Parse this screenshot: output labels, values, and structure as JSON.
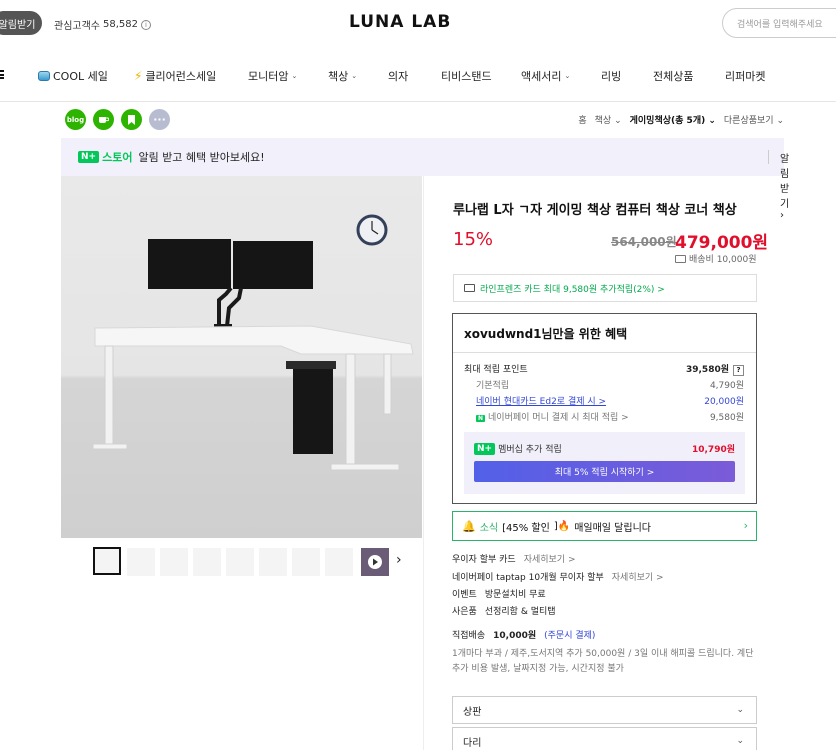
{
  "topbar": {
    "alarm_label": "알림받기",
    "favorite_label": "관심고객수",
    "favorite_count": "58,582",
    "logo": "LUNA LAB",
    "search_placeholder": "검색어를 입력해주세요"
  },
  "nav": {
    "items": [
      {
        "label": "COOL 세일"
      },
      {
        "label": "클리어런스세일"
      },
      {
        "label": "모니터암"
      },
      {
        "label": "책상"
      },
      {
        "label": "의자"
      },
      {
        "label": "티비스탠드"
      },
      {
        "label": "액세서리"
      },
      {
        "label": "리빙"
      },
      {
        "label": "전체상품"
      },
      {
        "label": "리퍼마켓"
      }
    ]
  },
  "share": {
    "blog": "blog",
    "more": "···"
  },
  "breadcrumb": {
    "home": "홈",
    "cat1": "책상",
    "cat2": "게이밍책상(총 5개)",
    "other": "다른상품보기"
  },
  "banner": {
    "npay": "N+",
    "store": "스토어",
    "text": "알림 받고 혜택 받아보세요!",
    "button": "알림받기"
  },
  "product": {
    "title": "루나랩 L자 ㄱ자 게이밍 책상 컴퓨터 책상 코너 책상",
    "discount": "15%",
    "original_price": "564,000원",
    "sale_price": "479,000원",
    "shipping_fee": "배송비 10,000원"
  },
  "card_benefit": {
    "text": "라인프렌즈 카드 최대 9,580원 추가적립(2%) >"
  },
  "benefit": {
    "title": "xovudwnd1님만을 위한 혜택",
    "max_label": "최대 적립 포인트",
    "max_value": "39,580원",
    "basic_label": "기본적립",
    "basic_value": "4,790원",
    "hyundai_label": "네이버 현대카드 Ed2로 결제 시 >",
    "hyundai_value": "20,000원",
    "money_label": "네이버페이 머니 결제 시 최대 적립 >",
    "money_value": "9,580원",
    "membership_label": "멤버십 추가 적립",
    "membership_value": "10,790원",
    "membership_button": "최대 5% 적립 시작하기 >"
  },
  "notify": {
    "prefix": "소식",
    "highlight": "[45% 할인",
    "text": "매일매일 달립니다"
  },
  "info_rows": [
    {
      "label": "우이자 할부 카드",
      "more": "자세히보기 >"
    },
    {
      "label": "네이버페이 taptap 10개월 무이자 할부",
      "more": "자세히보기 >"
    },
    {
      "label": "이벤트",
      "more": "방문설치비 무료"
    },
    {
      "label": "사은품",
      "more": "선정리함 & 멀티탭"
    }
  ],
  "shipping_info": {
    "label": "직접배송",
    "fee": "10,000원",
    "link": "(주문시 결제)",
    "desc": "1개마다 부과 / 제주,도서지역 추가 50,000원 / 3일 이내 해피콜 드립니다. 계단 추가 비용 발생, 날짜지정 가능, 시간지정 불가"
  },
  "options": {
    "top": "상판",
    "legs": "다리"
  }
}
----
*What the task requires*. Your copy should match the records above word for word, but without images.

*Solution*.
Parse this screenshot: output labels, values, and structure as JSON.
{
  "topbar": {
    "alarm_label": "알림받기",
    "favorite_label": "관심고객수",
    "favorite_count": "58,582",
    "logo": "LUNA LAB",
    "search_placeholder": "검색어를 입력해주세요"
  },
  "nav": {
    "items": [
      {
        "label": "COOL 세일"
      },
      {
        "label": "클리어런스세일"
      },
      {
        "label": "모니터암"
      },
      {
        "label": "책상"
      },
      {
        "label": "의자"
      },
      {
        "label": "티비스탠드"
      },
      {
        "label": "액세서리"
      },
      {
        "label": "리빙"
      },
      {
        "label": "전체상품"
      },
      {
        "label": "리퍼마켓"
      }
    ]
  },
  "share": {
    "blog": "blog",
    "more": "···"
  },
  "breadcrumb": {
    "home": "홈",
    "cat1": "책상",
    "cat2": "게이밍책상(총 5개)",
    "other": "다른상품보기"
  },
  "banner": {
    "npay": "N+",
    "store": "스토어",
    "text": "알림 받고 혜택 받아보세요!",
    "button": "알림받기"
  },
  "product": {
    "title": "루나랩 L자 ㄱ자 게이밍 책상 컴퓨터 책상 코너 책상",
    "discount": "15%",
    "original_price": "564,000원",
    "sale_price": "479,000원",
    "shipping_fee": "배송비 10,000원"
  },
  "card_benefit": {
    "text": "라인프렌즈 카드 최대 9,580원 추가적립(2%) >"
  },
  "benefit": {
    "title": "xovudwnd1님만을 위한 혜택",
    "max_label": "최대 적립 포인트",
    "max_value": "39,580원",
    "basic_label": "기본적립",
    "basic_value": "4,790원",
    "hyundai_label": "네이버 현대카드 Ed2로 결제 시 >",
    "hyundai_value": "20,000원",
    "money_label": "네이버페이 머니 결제 시 최대 적립 >",
    "money_value": "9,580원",
    "membership_label": "멤버십 추가 적립",
    "membership_value": "10,790원",
    "membership_button": "최대 5% 적립 시작하기 >"
  },
  "notify": {
    "prefix": "소식",
    "highlight": "[45% 할인",
    "text": "매일매일 달립니다"
  },
  "info_rows": [
    {
      "label": "우이자 할부 카드",
      "more": "자세히보기 >"
    },
    {
      "label": "네이버페이 taptap 10개월 무이자 할부",
      "more": "자세히보기 >"
    },
    {
      "label": "이벤트",
      "more": "방문설치비 무료"
    },
    {
      "label": "사은품",
      "more": "선정리함 & 멀티탭"
    }
  ],
  "shipping_info": {
    "label": "직접배송",
    "fee": "10,000원",
    "link": "(주문시 결제)",
    "desc": "1개마다 부과 / 제주,도서지역 추가 50,000원 / 3일 이내 해피콜 드립니다. 계단 추가 비용 발생, 날짜지정 가능, 시간지정 불가"
  },
  "options": {
    "top": "상판",
    "legs": "다리"
  }
}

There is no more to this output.